What is sometimes sorely missed among the current crop of players in the jazz "tradition" (and by "tradition" I mean both straight-ahead and free music) is a sense of weight. This weight, or gravity, is both sonic and metaphysical and improvised music is at a loss without it. While he was a regular member of the ensembles of Cecil Taylor and altoist Jimmy Lyons in the '70s, it is somewhat rare to hear Malik leading his own ensembles and stepping out from behind such specific compositional contexts; Malik's gifts as both composer and improviser are extremely noteworthy. Culled from archival and recent recordings, these two discs offer a clearer picture of Malik's art.
In vanguard jazz, the trumpet is not the most dominant instrument and many of its most noteworthy practitioners have seemingly built a foundation on a language of broken phrasing, growls and smearswhat could be called "technical limitations."
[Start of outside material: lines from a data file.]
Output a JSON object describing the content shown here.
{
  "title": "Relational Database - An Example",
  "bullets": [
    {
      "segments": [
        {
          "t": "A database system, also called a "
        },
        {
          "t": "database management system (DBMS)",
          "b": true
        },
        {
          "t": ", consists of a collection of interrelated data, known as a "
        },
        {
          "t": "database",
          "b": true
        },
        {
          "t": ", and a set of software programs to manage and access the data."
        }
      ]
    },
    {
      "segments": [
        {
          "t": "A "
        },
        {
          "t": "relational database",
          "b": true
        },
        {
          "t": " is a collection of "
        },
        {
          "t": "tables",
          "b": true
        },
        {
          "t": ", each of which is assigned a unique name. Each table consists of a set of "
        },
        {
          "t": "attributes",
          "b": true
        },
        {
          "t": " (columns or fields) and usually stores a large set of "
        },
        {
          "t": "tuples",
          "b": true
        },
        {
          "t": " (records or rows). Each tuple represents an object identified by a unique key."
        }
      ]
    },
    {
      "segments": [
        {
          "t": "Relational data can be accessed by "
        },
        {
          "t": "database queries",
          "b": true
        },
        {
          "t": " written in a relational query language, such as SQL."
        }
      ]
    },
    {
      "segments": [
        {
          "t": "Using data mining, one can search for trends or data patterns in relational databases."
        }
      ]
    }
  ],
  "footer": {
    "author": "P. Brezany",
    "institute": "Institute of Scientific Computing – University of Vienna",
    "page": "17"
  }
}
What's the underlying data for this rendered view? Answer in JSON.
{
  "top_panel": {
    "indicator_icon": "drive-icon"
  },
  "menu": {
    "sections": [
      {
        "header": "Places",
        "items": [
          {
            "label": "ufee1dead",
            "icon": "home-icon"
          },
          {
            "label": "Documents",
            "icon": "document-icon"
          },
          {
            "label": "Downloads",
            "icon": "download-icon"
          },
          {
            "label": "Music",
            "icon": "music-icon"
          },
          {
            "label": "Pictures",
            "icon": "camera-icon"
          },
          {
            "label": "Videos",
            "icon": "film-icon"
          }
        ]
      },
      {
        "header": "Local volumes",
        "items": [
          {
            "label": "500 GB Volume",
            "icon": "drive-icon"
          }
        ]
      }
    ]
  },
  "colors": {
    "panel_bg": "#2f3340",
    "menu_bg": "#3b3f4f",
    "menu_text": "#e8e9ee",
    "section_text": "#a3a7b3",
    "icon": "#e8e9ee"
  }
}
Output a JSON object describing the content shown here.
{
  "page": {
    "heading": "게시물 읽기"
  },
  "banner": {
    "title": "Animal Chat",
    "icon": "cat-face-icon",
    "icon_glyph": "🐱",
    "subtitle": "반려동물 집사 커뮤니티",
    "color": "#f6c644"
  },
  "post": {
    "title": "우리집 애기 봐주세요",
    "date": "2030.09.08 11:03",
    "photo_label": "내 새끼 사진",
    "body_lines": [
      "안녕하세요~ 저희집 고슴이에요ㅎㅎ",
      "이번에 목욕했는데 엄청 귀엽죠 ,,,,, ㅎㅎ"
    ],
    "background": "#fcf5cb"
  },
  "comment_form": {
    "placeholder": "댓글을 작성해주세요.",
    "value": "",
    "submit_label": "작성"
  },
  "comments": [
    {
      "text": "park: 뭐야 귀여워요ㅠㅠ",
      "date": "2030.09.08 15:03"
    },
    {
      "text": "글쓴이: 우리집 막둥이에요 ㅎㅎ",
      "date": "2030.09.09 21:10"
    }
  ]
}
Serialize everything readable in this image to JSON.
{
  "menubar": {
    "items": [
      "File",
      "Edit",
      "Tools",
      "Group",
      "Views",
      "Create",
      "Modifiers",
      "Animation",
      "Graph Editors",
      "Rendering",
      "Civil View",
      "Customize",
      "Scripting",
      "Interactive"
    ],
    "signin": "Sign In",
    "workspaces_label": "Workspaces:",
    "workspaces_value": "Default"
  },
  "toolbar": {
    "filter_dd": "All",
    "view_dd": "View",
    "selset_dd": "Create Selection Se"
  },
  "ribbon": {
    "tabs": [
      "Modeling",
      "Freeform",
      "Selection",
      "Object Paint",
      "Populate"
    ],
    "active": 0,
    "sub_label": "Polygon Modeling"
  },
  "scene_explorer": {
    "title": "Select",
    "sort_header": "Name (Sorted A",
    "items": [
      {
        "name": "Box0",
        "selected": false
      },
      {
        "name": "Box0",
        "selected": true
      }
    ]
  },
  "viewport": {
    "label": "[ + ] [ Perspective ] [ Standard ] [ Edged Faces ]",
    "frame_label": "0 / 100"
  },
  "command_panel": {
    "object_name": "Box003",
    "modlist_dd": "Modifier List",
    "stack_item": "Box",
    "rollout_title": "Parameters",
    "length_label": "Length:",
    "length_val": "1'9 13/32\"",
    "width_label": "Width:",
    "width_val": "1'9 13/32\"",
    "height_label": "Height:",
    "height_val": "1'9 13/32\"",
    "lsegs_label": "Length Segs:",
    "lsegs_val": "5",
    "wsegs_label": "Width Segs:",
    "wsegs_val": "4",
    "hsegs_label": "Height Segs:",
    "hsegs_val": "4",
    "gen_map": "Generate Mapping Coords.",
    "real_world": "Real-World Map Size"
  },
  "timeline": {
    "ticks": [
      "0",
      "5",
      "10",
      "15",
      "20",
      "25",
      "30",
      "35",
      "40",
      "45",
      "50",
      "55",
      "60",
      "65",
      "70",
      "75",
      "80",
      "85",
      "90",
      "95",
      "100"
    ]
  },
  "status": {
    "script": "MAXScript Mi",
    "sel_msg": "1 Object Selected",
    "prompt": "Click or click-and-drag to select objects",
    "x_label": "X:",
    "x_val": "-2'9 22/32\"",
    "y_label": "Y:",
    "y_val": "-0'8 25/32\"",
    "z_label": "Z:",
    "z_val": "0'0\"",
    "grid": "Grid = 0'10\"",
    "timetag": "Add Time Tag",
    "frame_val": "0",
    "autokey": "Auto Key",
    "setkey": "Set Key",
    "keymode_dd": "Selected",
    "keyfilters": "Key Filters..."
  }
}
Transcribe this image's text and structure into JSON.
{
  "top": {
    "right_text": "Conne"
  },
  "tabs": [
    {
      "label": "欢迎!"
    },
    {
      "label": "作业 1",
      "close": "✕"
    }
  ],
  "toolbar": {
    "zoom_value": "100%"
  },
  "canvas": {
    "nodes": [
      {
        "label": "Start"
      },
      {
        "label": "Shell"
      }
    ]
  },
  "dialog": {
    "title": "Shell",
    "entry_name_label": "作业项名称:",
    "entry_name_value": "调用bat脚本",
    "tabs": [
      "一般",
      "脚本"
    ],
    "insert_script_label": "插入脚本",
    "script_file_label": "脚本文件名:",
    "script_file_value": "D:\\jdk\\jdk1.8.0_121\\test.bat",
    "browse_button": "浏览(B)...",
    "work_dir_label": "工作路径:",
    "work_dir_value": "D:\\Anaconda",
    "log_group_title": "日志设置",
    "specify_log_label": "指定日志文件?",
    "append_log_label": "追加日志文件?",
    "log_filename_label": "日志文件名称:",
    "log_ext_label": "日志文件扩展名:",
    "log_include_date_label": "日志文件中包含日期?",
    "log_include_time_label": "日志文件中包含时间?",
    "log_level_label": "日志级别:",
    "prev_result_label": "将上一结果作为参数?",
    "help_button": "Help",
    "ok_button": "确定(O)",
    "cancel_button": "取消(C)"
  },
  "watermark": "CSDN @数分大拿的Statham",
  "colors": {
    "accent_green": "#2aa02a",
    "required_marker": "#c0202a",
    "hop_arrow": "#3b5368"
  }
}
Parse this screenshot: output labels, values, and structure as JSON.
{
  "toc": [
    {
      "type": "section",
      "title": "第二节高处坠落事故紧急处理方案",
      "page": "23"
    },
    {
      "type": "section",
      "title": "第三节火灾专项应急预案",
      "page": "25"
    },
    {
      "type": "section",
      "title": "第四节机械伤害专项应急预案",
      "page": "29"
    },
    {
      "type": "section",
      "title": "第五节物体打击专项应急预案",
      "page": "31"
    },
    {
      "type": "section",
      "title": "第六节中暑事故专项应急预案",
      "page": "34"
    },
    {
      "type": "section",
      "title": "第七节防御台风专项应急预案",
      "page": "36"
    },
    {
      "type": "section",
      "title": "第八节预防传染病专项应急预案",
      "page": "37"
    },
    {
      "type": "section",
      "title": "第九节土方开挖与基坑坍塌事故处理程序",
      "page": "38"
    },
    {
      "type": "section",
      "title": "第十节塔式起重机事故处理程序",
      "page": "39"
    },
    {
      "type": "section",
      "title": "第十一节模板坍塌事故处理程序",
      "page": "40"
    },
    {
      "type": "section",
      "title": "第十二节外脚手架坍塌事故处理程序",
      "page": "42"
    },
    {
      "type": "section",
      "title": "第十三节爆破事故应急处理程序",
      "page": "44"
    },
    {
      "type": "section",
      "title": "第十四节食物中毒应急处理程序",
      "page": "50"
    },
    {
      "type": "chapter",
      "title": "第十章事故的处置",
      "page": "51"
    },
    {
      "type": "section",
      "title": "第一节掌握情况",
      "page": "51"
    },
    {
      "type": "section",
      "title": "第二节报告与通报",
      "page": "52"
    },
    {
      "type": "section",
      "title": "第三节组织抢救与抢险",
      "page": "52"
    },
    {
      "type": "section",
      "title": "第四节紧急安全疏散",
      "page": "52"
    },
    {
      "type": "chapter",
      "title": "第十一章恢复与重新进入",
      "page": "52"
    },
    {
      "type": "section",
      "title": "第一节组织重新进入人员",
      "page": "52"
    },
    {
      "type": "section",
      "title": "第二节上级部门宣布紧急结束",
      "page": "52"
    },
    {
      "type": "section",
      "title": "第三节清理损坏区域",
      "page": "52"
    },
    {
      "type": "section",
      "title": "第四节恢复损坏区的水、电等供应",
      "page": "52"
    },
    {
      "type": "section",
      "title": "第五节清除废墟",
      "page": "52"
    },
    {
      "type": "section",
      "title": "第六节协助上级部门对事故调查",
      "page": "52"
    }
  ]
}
Don Cherry, Alan Shorter and Bill Dixon all follow this stylistic model, trading bravura for subtle motifs. Malik, however, has built an improvisational language on clear, insistent phrasing, repeating and disassembling short phrases at high energy and punctuating with the occasional blurred arpeggio a la Albert Ayler ("Sad C" from Last Set is an excellent example of this). Culled from a 1984 live performance at the 1369 Jazz Club in Cambridge, Mass., Last Set offers a glimpse into one of Malik's early ensembles.
The group features the trumpeter's regular trio with bassist William Parker and drummer Syd Smart, both of whom figured prominently in the Lyons-Malik band, augmented here by tenor saxophonist Frank Wright. Often considered one of the true tenor firebrands in the wake of Coltrane and Ayler, Wright's R&B roots were always more directly on the surface and by the date of this recording, had synthesized bop, R&B and freedom into a unique lexicon with more than its share of humor (Wright's fabled vocalizations are in fine display here, too). Finally, though there is a slight bit of phasing on the tape, the recording quality and condition are excellent for a 20-year-old live master and only the most severe audio nuts need not apply.
Recorded almost twenty years later, Sympathy features Malik in a trio with cornetist/saxophonist Joe McPhee and drummer Donald Robinson, whose significant work with Malik tenor foil Glenn Spearman has been documented (albeit not frequently enough). Hearing Malik next to McPhee, it is clear that the former is far less of a smearer than the latter, even in a setting where blurred multiphonics are the starting point for an improvisation. The stylistic differences between the two players make for very interesting listening, Malik the stately, melancholy bluesman and McPhee the sprite; McPhee the Don Cherry to Malik's Albert Ayler. Robinson's subtle, polyrhythmic swing is the perfect underpinning for the two trumpeters, Malik's poise especially benefiting from such wonderfully understated rhythms. It is fair to say that, whereas Malik's recordings with Wright, Spearman and Lyons are distinct and forceful outings, this trio with McPhee and Donald Robinson is a more textural affair. The compositions are less immediately arresting, but the reward is a unique entry in Malik's catalog. With these two very different sessions from Raphé Malik, the presence of improvised music is affirmed. And in a music where saxophonists, pianists and drummers seem to lead the march, the call from the brass chair is something not to be underestimated.
Tracks: 1. Sad C (15:11); 2. Companions #2 (30:07); 3. Chaser (10:19).
Personnel: Raphe Malik - trumpet; Frank Wright - tenor saxophone; William Parker - bass; Syd Smart - drums.
Tracks: 1. Testament (9:14); 2. Resolving a Quote (7:43); 3. Velocity (4:53); 4. Space March (7:33); 5. Hypersonic (10:03); 6. Motivic (8:19); 7. Untitled Dialogue (6:41); 8. Call and Response (8:20); 9. Escape Route (12:35).
Personnel: Raphe Malik: Trumpet; Joe McPhee: Soprano Sax, Pocket Trumpet; Donald Robinson: Drums.